Neil Batterton and his wife Mireille live off $2,000 a month, but face monthly care costs of $1,800 to pay for her nursing home costs.
Barrette said the government will look at the criteria in place for those seeking reduced nursing home fees.
But the minister added that the maximum fee, which he said is low compared to the rest of Canada, could also be revised.
More people asking for help
In the meantime, the number of people applying for an exemption with the provincial public health insurance agency (RAMQ) has ballooned over the past five years.
The insurer calculates its annual numbers from February to February of each year.
RAMQ processed only 4,882 applications for exemptions in 2012. That number has grown progressively every year since then, reaching 7,929 requests for 2016.
During that time, the number of people staying in CHSLDs has gone down slightly.
Caroline Dupont, a spokeswoman for RAMQ, said the statistics only show the number of applications received, not necessarily the number of individuals applying.
"One person can make two or three [requests] in the same year," she said.
Fewer people get financial relief
While the number of requests is exploding, the number of people who are getting approved for reduced rates is dropping.
According to RAMQ, 1,633 fewer people benefited from a lower rate in 2016 than in 2012.
Dupont said she cannot interpret the data and does not know why requests are going up while the number of those getting approved for lower fees are going down.
She said the standards used to measure people's eligibility have not become any stiffer.
It's scary for those who are getting older. What is going to happen to us?- Judith Gagnon, president of AQDR
But Judith Gagnon, the president of the Quebec association for the defence of the rights of retired and pre-retired people (AQDR), said the flood of requests is further proof that seniors are having trouble paying for their care.
"It's scary for those who are getting older. What is going to happen to us?" Gagnon said.
She said the RAMQ financial benchmarks are forcing people to drain their money to the last drop.
"[It's] every little bit they have to keep living. Is that what we want? What's the message we are sending to people?"
Calls for change
Quebec's opposition parties also say the need for change is urgent, and that the steady increase in requests proves it.
"What are so many people asked for an exemption and why are so many not receiving it? There's reason to examine to our conscience there," Coalition Avenir Quebec health critic François Paradis said.
The provinces are in the middle of negotiating a new deal with the Trudeau government on the amount of health care funding they can expect to receive.
Barrette says in order for him to do more, Ottawa must do the same.
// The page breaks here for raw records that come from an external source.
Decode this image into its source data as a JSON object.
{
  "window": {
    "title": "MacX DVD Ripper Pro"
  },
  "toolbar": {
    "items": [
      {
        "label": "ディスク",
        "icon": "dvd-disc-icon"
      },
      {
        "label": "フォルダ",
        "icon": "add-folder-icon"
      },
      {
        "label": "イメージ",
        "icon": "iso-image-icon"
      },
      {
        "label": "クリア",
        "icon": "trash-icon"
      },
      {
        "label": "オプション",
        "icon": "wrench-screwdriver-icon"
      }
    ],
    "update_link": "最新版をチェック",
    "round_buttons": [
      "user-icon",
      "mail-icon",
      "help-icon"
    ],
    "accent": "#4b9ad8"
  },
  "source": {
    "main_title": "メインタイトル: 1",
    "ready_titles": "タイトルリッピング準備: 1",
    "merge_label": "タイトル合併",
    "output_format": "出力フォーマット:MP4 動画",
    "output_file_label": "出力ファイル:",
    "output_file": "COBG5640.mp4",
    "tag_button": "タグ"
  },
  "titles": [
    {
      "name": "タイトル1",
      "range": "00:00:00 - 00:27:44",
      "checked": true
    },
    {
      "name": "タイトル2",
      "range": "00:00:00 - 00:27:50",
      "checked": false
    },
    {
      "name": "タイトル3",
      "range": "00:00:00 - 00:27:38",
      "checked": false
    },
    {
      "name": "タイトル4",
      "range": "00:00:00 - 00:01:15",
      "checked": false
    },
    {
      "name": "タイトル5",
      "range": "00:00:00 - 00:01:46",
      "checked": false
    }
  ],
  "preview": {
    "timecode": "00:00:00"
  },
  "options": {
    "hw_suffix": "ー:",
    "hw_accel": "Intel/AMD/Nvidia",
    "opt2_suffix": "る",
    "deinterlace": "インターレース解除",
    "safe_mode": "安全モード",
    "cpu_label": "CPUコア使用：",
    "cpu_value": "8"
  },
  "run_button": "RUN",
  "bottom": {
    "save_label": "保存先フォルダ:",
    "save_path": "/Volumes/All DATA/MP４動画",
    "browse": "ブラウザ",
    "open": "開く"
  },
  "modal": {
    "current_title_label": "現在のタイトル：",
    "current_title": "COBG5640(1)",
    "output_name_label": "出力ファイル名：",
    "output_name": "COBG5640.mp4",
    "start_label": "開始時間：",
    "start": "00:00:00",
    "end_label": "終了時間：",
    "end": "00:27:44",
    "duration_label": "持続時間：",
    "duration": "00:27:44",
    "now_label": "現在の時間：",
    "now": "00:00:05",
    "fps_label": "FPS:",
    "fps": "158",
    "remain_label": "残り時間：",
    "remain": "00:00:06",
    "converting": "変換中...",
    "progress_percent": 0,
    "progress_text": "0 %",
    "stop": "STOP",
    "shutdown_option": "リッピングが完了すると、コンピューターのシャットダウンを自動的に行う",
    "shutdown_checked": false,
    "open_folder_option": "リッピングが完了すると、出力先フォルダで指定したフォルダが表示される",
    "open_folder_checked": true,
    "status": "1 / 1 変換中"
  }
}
"Quebec has a problem like all provinces and the federal government has to respect its commitments."